*** Opening of DATA PROVIDED ***

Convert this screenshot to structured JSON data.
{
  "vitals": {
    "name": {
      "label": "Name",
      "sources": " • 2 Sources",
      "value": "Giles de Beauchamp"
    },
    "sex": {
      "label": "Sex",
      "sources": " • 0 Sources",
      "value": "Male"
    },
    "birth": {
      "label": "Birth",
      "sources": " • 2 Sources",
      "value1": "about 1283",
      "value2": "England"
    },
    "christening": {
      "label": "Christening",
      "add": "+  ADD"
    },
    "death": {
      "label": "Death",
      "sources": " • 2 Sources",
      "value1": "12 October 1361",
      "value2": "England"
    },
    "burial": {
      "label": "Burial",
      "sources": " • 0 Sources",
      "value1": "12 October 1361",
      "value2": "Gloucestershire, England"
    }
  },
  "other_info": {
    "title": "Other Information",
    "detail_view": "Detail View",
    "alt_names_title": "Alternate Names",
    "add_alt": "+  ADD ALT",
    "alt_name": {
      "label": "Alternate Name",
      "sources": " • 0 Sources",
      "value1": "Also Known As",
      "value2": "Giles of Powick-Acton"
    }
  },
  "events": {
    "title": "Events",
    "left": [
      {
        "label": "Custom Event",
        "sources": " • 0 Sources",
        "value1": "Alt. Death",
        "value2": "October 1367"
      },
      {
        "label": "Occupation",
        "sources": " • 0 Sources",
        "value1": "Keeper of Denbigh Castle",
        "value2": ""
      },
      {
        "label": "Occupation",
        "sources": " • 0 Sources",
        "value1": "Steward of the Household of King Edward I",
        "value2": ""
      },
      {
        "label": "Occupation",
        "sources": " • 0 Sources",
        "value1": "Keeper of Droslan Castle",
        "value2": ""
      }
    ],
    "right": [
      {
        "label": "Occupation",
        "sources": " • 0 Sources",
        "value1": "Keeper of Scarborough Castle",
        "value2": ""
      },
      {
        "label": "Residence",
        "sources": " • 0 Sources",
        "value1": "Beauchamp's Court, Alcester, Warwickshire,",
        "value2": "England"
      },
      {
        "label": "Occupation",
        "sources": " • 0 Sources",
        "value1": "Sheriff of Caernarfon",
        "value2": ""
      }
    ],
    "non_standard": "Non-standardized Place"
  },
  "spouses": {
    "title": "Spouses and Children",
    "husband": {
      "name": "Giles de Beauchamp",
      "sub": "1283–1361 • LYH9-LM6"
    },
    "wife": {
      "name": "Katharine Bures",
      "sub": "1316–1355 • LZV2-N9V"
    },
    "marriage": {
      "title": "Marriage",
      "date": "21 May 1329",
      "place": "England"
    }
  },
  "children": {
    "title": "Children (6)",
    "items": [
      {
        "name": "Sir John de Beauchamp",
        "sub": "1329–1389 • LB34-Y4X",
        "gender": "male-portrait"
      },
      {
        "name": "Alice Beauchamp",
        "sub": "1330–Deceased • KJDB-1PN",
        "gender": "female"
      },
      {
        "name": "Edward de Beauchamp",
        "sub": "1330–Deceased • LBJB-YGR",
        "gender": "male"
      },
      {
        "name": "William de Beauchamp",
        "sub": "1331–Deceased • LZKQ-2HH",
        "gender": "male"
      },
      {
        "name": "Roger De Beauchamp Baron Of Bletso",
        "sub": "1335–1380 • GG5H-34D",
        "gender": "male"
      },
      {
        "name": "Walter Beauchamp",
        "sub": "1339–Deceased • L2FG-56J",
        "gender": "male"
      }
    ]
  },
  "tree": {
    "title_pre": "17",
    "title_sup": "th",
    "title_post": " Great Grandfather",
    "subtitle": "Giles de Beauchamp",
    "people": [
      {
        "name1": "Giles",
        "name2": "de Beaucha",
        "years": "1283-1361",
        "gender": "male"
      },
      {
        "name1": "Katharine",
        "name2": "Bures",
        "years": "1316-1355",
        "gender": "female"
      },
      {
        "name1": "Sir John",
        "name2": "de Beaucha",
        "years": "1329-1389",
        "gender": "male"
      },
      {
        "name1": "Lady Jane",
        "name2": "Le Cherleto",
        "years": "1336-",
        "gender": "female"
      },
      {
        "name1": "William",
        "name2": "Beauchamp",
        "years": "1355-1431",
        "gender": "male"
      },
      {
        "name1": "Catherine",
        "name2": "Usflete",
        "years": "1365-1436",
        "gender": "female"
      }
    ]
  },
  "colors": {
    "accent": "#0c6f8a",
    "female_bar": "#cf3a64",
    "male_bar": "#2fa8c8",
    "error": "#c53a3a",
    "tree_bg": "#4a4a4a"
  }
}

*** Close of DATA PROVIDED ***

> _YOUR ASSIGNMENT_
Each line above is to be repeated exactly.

> _EXERCISE SOLUTION_
Convert this screenshot to structured JSON data.
{
  "vitals": {
    "name": {
      "label": "Name",
      "sources": " • 2 Sources",
      "value": "Giles de Beauchamp"
    },
    "sex": {
      "label": "Sex",
      "sources": " • 0 Sources",
      "value": "Male"
    },
    "birth": {
      "label": "Birth",
      "sources": " • 2 Sources",
      "value1": "about 1283",
      "value2": "England"
    },
    "christening": {
      "label": "Christening",
      "add": "+  ADD"
    },
    "death": {
      "label": "Death",
      "sources": " • 2 Sources",
      "value1": "12 October 1361",
      "value2": "England"
    },
    "burial": {
      "label": "Burial",
      "sources": " • 0 Sources",
      "value1": "12 October 1361",
      "value2": "Gloucestershire, England"
    }
  },
  "other_info": {
    "title": "Other Information",
    "detail_view": "Detail View",
    "alt_names_title": "Alternate Names",
    "add_alt": "+  ADD ALT",
    "alt_name": {
      "label": "Alternate Name",
      "sources": " • 0 Sources",
      "value1": "Also Known As",
      "value2": "Giles of Powick-Acton"
    }
  },
  "events": {
    "title": "Events",
    "left": [
      {
        "label": "Custom Event",
        "sources": " • 0 Sources",
        "value1": "Alt. Death",
        "value2": "October 1367"
      },
      {
        "label": "Occupation",
        "sources": " • 0 Sources",
        "value1": "Keeper of Denbigh Castle",
        "value2": ""
      },
      {
        "label": "Occupation",
        "sources": " • 0 Sources",
        "value1": "Steward of the Household of King Edward I",
        "value2": ""
      },
      {
        "label": "Occupation",
        "sources": " • 0 Sources",
        "value1": "Keeper of Droslan Castle",
        "value2": ""
      }
    ],
    "right": [
      {
        "label": "Occupation",
        "sources": " • 0 Sources",
        "value1": "Keeper of Scarborough Castle",
        "value2": ""
      },
      {
        "label": "Residence",
        "sources": " • 0 Sources",
        "value1": "Beauchamp's Court, Alcester, Warwickshire,",
        "value2": "England"
      },
      {
        "label": "Occupation",
        "sources": " • 0 Sources",
        "value1": "Sheriff of Caernarfon",
        "value2": ""
      }
    ],
    "non_standard": "Non-standardized Place"
  },
  "spouses": {
    "title": "Spouses and Children",
    "husband": {
      "name": "Giles de Beauchamp",
      "sub": "1283–1361 • LYH9-LM6"
    },
    "wife": {
      "name": "Katharine Bures",
      "sub": "1316–1355 • LZV2-N9V"
    },
    "marriage": {
      "title": "Marriage",
      "date": "21 May 1329",
      "place": "England"
    }
  },
  "children": {
    "title": "Children (6)",
    "items": [
      {
        "name": "Sir John de Beauchamp",
        "sub": "1329–1389 • LB34-Y4X",
        "gender": "male-portrait"
      },
      {
        "name": "Alice Beauchamp",
        "sub": "1330–Deceased • KJDB-1PN",
        "gender": "female"
      },
      {
        "name": "Edward de Beauchamp",
        "sub": "1330–Deceased • LBJB-YGR",
        "gender": "male"
      },
      {
        "name": "William de Beauchamp",
        "sub": "1331–Deceased • LZKQ-2HH",
        "gender": "male"
      },
      {
        "name": "Roger De Beauchamp Baron Of Bletso",
        "sub": "1335–1380 • GG5H-34D",
        "gender": "male"
      },
      {
        "name": "Walter Beauchamp",
        "sub": "1339–Deceased • L2FG-56J",
        "gender": "male"
      }
    ]
  },
  "tree": {
    "title_pre": "17",
    "title_sup": "th",
    "title_post": " Great Grandfather",
    "subtitle": "Giles de Beauchamp",
    "people": [
      {
        "name1": "Giles",
        "name2": "de Beaucha",
        "years": "1283-1361",
        "gender": "male"
      },
      {
        "name1": "Katharine",
        "name2": "Bures",
        "years": "1316-1355",
        "gender": "female"
      },
      {
        "name1": "Sir John",
        "name2": "de Beaucha",
        "years": "1329-1389",
        "gender": "male"
      },
      {
        "name1": "Lady Jane",
        "name2": "Le Cherleto",
        "years": "1336-",
        "gender": "female"
      },
      {
        "name1": "William",
        "name2": "Beauchamp",
        "years": "1355-1431",
        "gender": "male"
      },
      {
        "name1": "Catherine",
        "name2": "Usflete",
        "years": "1365-1436",
        "gender": "female"
      }
    ]
  },
  "colors": {
    "accent": "#0c6f8a",
    "female_bar": "#cf3a64",
    "male_bar": "#2fa8c8",
    "error": "#c53a3a",
    "tree_bg": "#4a4a4a"
  }
}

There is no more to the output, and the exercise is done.